Natural Society: A Penn State University researcher has created a genetically modified mushroom that is now at the center of controversy over GMO regulations of genetically modified creations.
Researcher Yinong Yang developed a type of white button mushroom that looks identical to the type you’d buy in the produce section of a grocery store. The mushroom was created using CRISPR technology, which allows modification of genes with great precision. Put simply, CRISPR allows scientists to find an undesirable section of DNA, remove it, and, if they so choose, replace it with a more favorable gene slice.
Yang used CRISPR to alter 2 letters of the mushroom’s DNA code to create a Franken-fungus that is more resistant to browning from oxidation.
And that’s where all hell broke loose.

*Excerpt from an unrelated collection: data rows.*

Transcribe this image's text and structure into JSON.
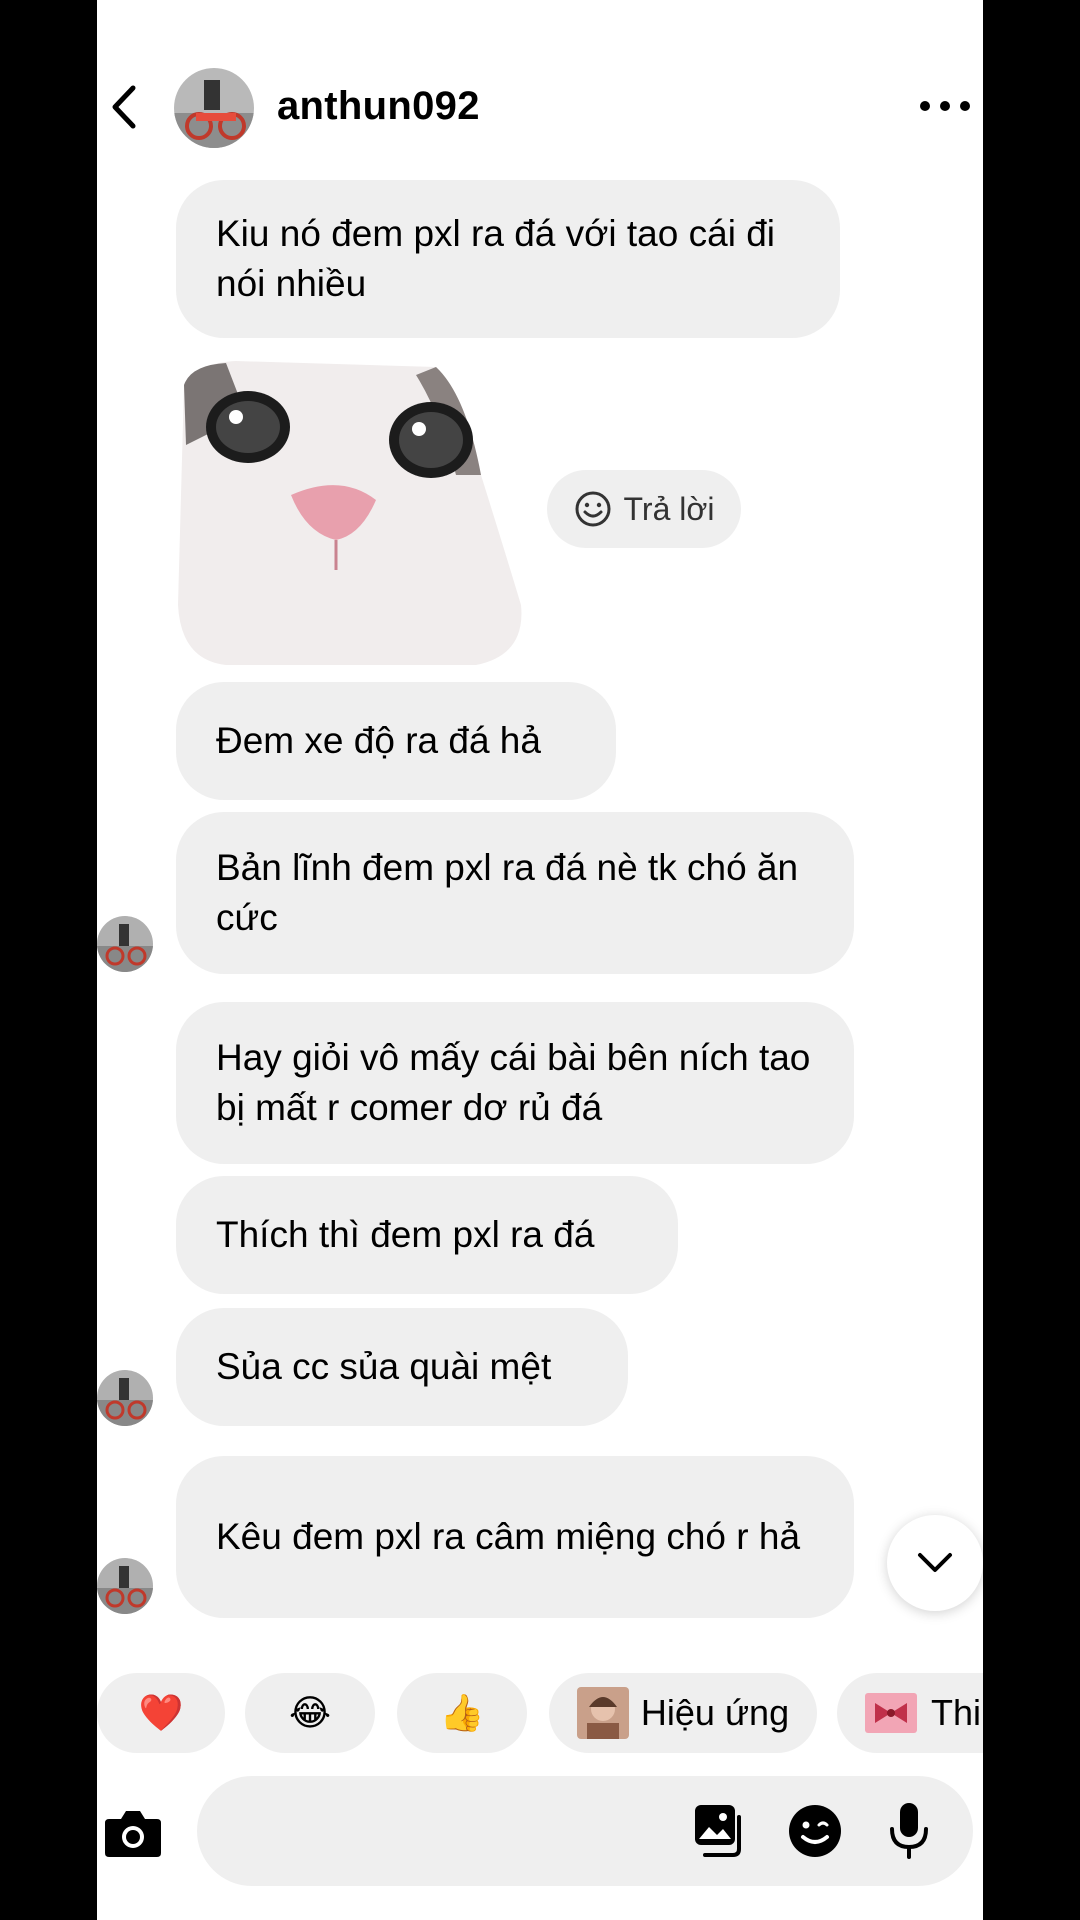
{
  "header": {
    "username": "anthun092"
  },
  "messages": [
    {
      "text": "Kiu nó đem pxl ra đá với tao cái đi nói nhiều"
    },
    {
      "text": "Đem xe độ ra đá hả"
    },
    {
      "text": "Bản lĩnh đem pxl ra đá nè tk chó ăn cức"
    },
    {
      "text": "Hay giỏi vô mấy cái bài bên ních tao bị mất r comer dơ rủ đá"
    },
    {
      "text": "Thích thì đem pxl ra đá"
    },
    {
      "text": "Sủa cc sủa quài mệt"
    },
    {
      "text": "Kêu đem pxl ra câm miệng chó r hả"
    }
  ],
  "reply_label": "Trả lời",
  "quick_reactions": [
    {
      "icon": "red-heart-icon",
      "glyph": "❤️"
    },
    {
      "icon": "tears-of-joy-icon",
      "glyph": "😂"
    },
    {
      "icon": "thumbs-up-icon",
      "glyph": "👍"
    }
  ],
  "effects_chip": {
    "label": "Hiệu ứng"
  },
  "theme_chip": {
    "label": "Thi"
  },
  "icons": [
    "back-chevron-icon",
    "more-options-icon",
    "scroll-down-icon",
    "camera-icon",
    "gallery-icon",
    "sticker-icon",
    "microphone-icon"
  ],
  "colors": {
    "bubble": "#efefef",
    "background": "#ffffff",
    "text": "#000000"
  }
}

The USDA is allowing Yang’s new strain of mushroom to sidestep the GMO regulatory system, even though it couldn’t be more genetically engineered if Yang programmed it to grow a brain. The department says the mushroom gets a free pass because it does not contain “any introduced genetic material” from a plant pest, such as a virus or bacteria.

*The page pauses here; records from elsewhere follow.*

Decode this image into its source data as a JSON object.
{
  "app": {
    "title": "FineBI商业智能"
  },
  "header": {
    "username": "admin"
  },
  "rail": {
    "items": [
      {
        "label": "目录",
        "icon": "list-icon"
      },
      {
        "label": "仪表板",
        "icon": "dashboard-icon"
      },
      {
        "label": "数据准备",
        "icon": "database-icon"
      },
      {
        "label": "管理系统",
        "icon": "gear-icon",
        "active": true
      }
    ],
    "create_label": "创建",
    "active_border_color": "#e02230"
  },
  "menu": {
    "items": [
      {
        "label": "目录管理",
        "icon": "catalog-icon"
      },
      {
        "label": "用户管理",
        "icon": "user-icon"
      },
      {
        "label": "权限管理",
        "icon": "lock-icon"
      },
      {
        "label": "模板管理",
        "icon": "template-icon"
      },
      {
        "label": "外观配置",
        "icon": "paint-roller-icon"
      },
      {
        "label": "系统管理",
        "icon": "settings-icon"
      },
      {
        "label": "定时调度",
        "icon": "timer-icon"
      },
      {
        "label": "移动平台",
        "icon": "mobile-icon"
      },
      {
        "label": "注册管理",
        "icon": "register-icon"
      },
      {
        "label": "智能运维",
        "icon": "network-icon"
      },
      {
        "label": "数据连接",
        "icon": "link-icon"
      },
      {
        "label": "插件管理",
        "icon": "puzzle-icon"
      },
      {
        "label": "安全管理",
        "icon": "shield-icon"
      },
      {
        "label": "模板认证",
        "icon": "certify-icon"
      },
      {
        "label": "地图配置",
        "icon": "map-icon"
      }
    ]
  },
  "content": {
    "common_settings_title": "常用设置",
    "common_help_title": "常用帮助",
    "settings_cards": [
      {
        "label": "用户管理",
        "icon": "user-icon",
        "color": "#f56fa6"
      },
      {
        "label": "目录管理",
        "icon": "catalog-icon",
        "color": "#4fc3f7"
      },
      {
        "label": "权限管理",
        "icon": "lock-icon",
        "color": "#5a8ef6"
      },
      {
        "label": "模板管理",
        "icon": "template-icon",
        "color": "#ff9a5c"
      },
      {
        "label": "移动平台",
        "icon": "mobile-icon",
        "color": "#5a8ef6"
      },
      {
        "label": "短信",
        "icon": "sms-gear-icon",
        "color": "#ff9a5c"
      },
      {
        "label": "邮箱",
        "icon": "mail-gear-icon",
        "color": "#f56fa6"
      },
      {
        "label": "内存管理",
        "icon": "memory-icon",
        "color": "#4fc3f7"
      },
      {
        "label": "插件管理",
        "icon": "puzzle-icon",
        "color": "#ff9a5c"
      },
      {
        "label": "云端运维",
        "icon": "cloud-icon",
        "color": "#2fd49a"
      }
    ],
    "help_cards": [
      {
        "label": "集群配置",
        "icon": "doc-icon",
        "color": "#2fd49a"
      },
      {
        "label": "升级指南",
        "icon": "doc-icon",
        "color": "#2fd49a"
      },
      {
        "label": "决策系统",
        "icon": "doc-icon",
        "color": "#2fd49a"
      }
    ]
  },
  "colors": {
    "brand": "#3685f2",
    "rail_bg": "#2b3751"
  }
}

Under the USDA’s rules, conventional GMOs are created by introducing foreign genes, like a bacteria designed to make a crop resistant to pests. As long as you don’t add anything to a crop, it’s not considered a conventional GMO.
“Consistent with previous responses to similar letters of inquiry, APHIS does not consider CRISPR/Cas9-edited white button mushrooms as described in your October 30, 2015 letter to be regulated pursuant to 7 CFR part 340.”
Yang “merely” deleted some of the mushroom’s genes that create the enzyme that turns it brown.
In the past 5 years, 30 new crops have used the USDA’s loophole using techniques similar to CRISPR, which alter the already-existing genome to give the crop new abilities.
Scientists who use CRISPR applaud the loophole, because they believe it will lead to more innovation. Rodolphe Barrangou of North Carolina State University told Quartz:
“Anyone I talk to who is doing any genetics research is using CRISPR. The first instance is always compelling, but in 6 months the number will be much higher.”
But Patty Lovera of Food & Water Watch, a group focused on corporate and government accountability relating to food, water, and fishing, argued:
“The USDA decision is a perfect illustration of how weak regulations for evaluating genetically engineered crops are.”
The US National Academy of Sciences plans to hold its first meeting this month to overhaul the government’s GM regulations.